By taking away those rituals, "you're asking people not to do something ordinary and important at the same time", Dr Dureau said.
"You're asking them to fundamentally change the way they communicate.
"A lot of people have been saying adopt the Namaste, and maybe that's where it goes. In some ways the pandemic is forcing us to do this.
"I don't think we should understate the significance of that kind of sacrifice."
Far North District mayor John Carter said the hongi and handshake were important to the Far North, with its large Māori population.
Both gestures were an integral part of citizenship ceremonies, but they would not be readopted for a "considerable time" for safety reasons, he said.
"Hongi is important, but iwi leaders I've spoken to say they're 100 per cent behind being safe," Carter said.
"I'd be surprised if there's any rapid move to going back to tradition until we know we're absolutely safe. The important thing for people at the moment is to be sensible."
Not only is he sure the hongi and handshake will return, Carter said there would possibly be a "revival of culture".
"In particular our Māori culture, it's likely to become far better known than it has in the past. It could be an opportunity for us to educate and I'm sure that will become part of us going forward."
Rapana is also confident the hongi will remain.
"I have heard it's an outdated protocol, but that's from outsiders who don't have that connection," he said.
"For us it goes a lot deeper than that.
"We've been adapting our culture since beginning of colonisation. We've adapted our processes for the interim in order to ensure the safety of our people and we know we have to adapt our tikanga in order to survive long into the future.

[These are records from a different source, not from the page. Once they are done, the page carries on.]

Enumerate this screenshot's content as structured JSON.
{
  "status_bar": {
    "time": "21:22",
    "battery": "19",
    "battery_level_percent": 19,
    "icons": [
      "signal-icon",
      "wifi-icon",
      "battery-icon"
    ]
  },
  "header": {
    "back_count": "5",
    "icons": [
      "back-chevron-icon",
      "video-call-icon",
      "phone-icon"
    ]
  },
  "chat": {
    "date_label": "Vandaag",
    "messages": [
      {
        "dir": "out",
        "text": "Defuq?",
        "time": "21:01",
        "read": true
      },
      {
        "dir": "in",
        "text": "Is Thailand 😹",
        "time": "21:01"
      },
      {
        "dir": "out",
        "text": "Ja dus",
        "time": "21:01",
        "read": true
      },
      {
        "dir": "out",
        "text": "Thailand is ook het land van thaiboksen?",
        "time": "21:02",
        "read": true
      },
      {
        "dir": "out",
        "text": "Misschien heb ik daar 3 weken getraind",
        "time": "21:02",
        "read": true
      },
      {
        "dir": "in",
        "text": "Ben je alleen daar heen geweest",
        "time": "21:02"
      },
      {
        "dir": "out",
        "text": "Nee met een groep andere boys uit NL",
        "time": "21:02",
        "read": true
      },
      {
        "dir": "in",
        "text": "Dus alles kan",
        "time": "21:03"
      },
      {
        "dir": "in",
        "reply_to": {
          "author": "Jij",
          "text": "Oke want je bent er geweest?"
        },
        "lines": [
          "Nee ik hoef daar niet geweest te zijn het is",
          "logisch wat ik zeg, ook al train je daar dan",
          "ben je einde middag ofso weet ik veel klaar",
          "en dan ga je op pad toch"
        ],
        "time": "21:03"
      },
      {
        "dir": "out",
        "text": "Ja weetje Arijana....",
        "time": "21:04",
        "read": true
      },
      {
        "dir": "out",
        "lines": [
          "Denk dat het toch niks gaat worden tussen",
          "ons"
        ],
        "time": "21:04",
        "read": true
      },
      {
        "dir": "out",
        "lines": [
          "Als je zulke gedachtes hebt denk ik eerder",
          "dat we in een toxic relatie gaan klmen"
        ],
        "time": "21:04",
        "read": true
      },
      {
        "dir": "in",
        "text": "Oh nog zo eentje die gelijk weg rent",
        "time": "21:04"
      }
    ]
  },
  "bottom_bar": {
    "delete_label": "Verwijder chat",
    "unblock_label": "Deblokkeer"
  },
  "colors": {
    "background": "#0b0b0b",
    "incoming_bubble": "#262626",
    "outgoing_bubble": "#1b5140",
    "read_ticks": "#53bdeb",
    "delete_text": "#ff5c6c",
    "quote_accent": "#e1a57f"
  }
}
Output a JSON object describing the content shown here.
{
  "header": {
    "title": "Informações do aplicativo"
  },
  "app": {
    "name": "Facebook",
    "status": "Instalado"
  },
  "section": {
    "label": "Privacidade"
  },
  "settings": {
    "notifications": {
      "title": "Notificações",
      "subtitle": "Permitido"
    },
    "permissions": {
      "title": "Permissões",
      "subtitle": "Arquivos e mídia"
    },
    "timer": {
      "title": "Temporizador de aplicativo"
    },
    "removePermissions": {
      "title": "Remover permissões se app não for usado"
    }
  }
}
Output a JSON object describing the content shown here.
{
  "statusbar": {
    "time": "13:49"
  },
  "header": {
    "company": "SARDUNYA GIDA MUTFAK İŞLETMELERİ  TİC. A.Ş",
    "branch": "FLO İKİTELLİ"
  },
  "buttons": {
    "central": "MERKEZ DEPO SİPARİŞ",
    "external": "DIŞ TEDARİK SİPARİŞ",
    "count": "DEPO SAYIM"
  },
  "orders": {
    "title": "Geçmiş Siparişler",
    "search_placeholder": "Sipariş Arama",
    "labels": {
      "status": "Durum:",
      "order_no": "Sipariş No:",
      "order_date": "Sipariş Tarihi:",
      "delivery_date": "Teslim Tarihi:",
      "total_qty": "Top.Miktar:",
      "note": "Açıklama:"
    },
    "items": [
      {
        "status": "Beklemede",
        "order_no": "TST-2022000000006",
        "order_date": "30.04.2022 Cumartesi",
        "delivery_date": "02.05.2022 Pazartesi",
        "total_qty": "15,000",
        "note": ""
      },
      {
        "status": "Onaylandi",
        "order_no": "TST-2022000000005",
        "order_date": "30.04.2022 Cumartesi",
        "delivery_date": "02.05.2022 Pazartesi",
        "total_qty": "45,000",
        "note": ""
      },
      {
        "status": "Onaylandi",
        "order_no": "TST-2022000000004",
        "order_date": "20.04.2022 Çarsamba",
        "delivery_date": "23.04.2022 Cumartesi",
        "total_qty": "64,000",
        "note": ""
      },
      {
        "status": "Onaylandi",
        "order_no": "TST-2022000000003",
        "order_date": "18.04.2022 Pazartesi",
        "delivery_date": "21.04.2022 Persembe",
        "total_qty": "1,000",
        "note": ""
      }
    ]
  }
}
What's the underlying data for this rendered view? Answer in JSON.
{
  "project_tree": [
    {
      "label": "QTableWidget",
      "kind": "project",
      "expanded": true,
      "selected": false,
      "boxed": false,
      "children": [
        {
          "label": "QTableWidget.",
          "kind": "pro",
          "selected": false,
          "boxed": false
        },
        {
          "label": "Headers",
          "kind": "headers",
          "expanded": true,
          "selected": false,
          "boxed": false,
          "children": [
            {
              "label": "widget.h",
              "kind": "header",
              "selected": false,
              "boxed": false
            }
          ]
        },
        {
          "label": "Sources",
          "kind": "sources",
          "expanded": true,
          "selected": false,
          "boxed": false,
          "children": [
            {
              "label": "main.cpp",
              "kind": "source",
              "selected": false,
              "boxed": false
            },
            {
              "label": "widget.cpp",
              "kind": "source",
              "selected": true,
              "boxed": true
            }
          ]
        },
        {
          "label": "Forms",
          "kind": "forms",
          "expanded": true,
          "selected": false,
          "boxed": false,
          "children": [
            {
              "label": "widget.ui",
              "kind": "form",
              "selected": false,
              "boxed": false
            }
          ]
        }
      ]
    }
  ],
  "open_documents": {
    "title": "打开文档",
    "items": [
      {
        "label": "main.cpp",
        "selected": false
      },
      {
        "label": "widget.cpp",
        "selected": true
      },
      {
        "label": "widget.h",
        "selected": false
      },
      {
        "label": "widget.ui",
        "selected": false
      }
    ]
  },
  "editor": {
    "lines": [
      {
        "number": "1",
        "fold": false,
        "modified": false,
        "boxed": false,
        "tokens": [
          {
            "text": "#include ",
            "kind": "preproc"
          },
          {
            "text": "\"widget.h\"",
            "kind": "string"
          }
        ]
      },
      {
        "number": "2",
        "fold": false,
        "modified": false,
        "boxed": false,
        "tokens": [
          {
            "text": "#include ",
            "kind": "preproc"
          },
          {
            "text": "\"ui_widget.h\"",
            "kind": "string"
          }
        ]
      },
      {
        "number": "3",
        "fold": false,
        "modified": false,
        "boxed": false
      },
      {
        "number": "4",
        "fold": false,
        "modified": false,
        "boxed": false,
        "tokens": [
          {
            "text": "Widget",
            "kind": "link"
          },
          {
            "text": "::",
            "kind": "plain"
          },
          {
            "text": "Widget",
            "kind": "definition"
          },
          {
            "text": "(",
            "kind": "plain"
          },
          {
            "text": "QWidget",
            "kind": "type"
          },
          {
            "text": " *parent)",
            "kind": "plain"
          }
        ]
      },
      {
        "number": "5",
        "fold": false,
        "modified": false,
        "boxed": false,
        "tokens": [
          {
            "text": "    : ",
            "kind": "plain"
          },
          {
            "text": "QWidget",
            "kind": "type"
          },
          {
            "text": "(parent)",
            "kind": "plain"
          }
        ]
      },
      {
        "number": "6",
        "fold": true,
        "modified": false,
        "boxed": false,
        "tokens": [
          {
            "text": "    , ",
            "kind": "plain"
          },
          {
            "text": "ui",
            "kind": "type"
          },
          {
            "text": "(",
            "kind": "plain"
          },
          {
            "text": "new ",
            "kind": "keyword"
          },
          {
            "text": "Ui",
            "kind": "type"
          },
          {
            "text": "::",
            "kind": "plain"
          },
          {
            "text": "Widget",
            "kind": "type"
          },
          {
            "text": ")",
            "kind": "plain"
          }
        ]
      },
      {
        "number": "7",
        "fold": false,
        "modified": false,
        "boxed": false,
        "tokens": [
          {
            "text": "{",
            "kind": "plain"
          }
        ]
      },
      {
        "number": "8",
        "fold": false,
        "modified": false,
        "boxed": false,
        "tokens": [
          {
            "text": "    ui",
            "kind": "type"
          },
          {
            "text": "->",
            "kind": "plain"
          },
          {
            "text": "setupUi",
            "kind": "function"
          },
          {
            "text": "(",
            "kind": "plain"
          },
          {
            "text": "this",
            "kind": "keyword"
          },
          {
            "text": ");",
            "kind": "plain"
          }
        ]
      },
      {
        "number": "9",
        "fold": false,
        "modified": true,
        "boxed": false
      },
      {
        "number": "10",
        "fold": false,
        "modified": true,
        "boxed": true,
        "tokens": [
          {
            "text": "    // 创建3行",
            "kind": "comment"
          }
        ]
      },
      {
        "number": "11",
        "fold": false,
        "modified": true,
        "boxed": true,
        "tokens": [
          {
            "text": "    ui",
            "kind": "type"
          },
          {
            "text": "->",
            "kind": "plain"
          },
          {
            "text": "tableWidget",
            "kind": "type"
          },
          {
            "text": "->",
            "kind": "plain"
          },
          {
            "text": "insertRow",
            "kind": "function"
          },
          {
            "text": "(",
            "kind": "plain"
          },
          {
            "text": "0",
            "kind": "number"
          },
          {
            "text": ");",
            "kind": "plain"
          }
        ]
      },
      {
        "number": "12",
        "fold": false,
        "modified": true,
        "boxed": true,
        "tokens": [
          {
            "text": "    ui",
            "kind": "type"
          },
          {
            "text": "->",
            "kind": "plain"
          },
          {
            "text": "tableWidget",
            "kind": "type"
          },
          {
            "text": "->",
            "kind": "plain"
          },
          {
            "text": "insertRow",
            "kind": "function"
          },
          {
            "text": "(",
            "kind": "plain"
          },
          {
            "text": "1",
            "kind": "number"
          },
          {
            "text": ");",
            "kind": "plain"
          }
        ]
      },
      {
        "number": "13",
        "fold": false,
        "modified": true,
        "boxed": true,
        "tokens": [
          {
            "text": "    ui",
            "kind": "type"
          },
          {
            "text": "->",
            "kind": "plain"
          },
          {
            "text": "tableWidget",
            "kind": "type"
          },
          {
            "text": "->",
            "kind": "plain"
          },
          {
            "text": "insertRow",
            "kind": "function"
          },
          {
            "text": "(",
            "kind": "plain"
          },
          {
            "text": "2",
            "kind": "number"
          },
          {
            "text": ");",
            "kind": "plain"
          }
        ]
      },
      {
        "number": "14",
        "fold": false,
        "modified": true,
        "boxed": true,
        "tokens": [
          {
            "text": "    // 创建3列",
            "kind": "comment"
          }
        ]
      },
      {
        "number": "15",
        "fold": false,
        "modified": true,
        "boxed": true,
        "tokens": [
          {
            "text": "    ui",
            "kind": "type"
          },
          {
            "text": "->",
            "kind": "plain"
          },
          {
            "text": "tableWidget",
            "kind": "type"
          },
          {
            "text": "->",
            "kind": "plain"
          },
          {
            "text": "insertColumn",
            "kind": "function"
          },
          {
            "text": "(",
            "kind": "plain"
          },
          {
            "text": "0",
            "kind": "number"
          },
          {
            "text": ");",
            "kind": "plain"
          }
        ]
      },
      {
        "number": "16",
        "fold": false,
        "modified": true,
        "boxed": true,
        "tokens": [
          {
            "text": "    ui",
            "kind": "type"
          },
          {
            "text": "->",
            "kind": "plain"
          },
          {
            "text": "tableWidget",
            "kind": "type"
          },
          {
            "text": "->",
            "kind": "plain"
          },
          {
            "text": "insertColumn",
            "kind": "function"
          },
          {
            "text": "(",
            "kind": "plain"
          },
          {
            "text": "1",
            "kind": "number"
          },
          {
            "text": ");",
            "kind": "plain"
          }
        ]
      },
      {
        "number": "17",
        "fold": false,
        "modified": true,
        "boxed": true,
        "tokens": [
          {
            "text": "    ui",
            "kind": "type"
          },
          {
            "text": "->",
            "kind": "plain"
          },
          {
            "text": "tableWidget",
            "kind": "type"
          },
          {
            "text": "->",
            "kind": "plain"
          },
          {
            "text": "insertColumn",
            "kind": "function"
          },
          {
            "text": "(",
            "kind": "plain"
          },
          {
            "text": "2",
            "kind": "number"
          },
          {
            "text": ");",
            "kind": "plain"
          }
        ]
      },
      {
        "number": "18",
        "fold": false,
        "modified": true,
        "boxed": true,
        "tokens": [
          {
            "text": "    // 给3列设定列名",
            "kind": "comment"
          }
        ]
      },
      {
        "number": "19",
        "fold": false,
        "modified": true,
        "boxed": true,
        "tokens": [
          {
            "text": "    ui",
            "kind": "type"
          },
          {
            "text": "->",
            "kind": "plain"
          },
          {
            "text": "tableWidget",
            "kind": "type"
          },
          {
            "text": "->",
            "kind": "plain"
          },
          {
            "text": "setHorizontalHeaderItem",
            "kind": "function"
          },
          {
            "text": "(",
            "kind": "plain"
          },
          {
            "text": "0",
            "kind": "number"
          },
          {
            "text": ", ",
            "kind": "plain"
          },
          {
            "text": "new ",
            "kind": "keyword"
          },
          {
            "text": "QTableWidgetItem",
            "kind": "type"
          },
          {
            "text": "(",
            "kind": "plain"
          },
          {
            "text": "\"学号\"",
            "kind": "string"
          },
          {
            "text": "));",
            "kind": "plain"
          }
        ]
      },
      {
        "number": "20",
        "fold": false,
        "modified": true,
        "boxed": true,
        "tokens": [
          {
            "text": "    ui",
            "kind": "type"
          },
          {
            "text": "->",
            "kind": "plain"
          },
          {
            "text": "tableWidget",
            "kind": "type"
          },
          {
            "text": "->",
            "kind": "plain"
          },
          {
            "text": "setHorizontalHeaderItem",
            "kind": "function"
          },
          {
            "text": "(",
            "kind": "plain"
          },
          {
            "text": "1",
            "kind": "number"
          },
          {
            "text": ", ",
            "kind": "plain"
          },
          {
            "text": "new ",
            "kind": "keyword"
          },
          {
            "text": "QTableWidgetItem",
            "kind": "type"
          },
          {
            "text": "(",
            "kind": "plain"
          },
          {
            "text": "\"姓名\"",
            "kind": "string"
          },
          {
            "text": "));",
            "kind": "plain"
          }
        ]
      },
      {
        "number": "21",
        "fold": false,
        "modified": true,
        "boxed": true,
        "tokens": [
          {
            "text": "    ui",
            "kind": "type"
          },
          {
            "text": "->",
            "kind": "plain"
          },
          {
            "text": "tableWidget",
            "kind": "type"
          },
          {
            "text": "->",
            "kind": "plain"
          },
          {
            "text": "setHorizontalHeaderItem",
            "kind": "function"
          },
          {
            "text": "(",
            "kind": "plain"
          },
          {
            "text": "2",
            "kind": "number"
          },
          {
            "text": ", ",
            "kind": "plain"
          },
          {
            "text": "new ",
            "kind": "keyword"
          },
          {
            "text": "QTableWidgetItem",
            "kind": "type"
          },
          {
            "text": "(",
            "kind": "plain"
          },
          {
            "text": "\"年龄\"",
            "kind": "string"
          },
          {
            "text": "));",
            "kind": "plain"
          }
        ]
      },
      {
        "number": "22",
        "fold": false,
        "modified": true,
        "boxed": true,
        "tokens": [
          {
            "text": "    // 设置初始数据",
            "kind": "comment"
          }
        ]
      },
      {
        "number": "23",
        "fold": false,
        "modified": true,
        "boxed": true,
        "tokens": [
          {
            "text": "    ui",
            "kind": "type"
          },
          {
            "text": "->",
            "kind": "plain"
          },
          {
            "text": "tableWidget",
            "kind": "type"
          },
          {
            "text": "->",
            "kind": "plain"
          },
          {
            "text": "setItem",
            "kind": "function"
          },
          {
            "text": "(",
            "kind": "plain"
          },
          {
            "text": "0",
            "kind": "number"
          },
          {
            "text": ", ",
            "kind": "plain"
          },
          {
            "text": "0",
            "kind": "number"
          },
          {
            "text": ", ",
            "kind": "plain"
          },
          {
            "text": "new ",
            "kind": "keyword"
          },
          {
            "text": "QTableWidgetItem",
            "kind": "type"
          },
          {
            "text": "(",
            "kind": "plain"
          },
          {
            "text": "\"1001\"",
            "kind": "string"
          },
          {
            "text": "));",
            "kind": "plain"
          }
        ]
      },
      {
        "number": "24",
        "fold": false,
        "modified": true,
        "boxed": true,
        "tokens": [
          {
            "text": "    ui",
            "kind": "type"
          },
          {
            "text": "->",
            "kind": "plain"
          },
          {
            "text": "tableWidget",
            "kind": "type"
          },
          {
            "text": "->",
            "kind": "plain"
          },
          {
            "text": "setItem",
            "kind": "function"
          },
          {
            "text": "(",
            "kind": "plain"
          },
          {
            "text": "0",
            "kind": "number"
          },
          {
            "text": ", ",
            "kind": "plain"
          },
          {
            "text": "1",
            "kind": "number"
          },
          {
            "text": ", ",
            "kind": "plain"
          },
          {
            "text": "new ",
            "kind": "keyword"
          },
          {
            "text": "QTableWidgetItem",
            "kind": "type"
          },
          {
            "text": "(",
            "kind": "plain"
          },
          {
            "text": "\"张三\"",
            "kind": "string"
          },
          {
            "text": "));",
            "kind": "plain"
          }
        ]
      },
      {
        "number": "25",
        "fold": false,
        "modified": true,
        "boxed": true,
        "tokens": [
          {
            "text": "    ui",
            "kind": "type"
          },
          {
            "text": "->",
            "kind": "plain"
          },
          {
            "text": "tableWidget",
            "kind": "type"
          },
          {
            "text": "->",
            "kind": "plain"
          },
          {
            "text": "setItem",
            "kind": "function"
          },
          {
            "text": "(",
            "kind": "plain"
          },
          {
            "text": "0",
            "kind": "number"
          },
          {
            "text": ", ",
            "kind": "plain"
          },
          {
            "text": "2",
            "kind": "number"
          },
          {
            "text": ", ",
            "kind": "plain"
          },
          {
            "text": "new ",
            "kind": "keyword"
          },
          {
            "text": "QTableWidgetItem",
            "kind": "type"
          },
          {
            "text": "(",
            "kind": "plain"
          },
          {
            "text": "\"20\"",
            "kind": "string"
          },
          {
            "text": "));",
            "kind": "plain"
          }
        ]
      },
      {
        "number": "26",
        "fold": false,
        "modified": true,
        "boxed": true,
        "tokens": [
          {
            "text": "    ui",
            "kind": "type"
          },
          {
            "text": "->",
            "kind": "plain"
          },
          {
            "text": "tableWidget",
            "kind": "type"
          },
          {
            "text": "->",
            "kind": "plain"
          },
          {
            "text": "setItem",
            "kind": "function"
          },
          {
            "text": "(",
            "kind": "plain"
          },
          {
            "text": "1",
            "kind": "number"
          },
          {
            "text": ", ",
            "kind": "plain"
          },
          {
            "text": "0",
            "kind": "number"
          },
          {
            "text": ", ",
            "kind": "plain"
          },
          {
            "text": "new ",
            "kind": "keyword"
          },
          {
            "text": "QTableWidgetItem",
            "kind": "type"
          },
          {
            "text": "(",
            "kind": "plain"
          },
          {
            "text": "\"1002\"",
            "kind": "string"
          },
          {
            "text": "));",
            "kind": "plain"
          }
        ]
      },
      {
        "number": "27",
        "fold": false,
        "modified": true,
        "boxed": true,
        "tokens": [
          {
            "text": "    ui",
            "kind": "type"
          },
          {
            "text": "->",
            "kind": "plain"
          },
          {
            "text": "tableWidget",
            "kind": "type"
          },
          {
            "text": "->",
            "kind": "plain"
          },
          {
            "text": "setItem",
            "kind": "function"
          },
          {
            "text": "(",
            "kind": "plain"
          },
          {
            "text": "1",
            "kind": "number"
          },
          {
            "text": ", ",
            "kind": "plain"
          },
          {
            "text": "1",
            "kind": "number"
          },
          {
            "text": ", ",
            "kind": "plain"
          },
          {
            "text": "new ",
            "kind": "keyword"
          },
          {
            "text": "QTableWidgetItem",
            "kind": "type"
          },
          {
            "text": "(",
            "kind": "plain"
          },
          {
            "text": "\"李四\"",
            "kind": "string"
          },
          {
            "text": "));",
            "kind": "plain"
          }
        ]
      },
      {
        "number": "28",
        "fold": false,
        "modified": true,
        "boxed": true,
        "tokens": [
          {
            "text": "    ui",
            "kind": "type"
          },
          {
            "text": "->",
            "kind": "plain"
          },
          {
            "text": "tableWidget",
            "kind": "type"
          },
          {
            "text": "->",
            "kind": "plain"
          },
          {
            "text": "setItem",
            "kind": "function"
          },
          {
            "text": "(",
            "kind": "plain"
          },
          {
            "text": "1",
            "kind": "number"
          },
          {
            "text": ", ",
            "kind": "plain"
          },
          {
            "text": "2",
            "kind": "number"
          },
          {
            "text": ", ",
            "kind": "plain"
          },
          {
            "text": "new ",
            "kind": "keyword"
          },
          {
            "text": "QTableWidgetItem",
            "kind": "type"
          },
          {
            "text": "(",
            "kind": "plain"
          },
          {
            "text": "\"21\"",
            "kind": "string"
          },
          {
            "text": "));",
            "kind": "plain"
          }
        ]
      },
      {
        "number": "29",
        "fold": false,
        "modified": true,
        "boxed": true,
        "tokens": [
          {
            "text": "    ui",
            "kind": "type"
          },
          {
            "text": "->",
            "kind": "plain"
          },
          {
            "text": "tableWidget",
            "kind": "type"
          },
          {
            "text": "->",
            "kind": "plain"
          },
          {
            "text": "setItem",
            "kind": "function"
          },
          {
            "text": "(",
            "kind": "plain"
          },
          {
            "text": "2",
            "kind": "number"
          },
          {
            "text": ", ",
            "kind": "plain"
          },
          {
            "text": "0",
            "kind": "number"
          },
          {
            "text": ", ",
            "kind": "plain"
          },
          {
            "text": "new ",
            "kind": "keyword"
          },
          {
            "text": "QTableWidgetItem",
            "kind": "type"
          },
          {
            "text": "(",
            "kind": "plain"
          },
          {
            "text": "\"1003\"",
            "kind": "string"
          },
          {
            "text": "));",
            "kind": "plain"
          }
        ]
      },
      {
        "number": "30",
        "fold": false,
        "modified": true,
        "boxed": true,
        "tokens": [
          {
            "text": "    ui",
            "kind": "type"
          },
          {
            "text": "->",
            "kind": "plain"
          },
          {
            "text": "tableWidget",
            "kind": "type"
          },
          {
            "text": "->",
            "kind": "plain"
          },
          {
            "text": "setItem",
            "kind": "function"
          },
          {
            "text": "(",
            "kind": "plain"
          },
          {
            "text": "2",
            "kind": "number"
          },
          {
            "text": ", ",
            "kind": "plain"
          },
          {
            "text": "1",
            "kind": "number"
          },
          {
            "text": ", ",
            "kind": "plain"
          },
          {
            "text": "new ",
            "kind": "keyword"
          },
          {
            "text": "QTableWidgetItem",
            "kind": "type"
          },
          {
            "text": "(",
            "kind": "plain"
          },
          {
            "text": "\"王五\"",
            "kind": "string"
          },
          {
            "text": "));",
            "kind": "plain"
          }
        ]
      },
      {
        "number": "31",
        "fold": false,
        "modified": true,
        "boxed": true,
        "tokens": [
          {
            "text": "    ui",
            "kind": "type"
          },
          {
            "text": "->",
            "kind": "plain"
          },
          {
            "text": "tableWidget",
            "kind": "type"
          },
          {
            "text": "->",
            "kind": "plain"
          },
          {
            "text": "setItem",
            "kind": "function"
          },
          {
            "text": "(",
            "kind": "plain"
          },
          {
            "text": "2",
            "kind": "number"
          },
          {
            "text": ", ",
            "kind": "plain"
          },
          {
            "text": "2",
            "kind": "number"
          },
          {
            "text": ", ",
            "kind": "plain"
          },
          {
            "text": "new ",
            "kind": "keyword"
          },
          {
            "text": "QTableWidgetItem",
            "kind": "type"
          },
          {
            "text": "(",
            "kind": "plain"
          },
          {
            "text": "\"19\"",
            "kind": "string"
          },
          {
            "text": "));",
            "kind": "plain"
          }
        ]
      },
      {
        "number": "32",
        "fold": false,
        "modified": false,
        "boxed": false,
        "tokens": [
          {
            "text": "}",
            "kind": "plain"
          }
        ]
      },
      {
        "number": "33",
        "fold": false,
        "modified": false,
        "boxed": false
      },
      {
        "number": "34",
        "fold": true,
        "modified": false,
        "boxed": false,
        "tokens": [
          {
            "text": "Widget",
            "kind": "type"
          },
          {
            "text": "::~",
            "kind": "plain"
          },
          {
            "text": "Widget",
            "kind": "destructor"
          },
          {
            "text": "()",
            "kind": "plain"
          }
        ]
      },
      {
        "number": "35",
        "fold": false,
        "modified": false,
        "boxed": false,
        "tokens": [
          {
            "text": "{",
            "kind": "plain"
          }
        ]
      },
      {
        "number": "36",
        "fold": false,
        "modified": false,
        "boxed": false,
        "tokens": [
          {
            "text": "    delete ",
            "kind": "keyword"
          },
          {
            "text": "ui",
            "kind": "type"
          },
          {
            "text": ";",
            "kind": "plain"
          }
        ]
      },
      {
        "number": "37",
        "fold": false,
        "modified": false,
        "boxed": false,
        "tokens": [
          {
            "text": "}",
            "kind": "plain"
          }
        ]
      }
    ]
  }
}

"If that means we have to cut out the hongi for a period ... then so be it."